Task directions -> Only the lines with "Read" in the entries below belong in the answer; please copy them.

Exercise input ->
________________________________________

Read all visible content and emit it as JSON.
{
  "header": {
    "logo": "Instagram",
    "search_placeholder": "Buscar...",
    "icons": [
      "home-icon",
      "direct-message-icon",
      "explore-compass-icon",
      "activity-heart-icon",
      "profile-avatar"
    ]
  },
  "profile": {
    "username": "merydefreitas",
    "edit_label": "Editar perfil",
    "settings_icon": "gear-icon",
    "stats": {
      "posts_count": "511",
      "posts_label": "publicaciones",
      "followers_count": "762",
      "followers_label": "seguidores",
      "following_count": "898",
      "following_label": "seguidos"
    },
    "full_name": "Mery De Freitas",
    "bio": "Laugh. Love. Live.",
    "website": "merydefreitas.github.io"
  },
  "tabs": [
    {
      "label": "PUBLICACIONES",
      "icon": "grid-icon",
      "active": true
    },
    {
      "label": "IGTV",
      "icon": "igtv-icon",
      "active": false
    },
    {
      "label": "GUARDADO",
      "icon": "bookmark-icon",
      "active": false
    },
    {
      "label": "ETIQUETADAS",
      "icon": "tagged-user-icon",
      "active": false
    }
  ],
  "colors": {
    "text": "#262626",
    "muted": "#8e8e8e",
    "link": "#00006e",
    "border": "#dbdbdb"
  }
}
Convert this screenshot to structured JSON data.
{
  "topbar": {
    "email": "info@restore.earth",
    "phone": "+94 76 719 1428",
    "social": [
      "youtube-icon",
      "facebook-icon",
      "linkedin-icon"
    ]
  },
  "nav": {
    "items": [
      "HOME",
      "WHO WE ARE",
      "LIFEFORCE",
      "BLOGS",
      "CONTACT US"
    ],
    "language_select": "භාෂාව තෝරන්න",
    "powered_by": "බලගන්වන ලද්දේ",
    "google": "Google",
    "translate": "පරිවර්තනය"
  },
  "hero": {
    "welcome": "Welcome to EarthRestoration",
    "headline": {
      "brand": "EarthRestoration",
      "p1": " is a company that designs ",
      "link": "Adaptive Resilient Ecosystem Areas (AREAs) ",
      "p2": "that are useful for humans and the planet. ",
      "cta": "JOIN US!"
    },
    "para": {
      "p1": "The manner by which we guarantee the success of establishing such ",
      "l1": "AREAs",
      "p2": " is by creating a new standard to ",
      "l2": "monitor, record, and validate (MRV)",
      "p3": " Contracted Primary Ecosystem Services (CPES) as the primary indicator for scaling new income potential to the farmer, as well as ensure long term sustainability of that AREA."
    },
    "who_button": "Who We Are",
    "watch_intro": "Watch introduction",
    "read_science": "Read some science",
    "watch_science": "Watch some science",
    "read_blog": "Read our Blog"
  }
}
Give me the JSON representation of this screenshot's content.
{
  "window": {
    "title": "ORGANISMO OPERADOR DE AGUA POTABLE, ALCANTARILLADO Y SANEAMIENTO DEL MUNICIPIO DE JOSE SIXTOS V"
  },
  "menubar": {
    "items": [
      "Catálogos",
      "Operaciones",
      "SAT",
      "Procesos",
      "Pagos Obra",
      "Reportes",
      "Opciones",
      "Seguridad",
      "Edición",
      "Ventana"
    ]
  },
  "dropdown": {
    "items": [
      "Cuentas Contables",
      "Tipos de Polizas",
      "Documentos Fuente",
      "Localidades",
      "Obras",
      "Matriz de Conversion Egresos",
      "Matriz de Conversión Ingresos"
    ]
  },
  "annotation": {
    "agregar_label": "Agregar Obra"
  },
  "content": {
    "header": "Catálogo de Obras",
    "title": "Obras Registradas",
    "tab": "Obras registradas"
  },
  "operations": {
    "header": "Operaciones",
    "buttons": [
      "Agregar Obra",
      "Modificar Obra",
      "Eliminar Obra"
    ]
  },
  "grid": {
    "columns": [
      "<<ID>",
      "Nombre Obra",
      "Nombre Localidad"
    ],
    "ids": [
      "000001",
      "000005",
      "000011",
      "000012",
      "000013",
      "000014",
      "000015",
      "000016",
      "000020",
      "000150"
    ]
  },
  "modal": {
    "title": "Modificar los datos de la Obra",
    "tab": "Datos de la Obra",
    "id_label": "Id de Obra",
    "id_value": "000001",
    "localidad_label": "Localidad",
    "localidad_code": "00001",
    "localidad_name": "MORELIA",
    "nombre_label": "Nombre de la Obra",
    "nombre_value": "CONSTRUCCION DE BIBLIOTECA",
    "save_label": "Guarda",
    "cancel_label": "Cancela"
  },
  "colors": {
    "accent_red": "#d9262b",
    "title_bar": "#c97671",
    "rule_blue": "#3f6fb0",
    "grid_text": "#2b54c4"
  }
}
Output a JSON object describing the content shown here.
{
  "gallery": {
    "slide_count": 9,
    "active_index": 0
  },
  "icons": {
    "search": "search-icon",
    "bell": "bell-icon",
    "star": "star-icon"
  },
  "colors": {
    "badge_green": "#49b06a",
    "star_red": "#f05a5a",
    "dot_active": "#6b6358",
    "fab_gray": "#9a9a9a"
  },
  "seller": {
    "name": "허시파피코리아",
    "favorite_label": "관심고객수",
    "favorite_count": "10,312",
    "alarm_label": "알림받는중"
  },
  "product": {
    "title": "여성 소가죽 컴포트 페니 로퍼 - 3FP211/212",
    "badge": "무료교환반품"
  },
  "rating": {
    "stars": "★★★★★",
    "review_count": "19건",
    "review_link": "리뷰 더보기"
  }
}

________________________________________

Your response ->
Read all visible content and emit it as JSON.
    "read_science": "Read some science",
    "read_blog": "Read our Blog"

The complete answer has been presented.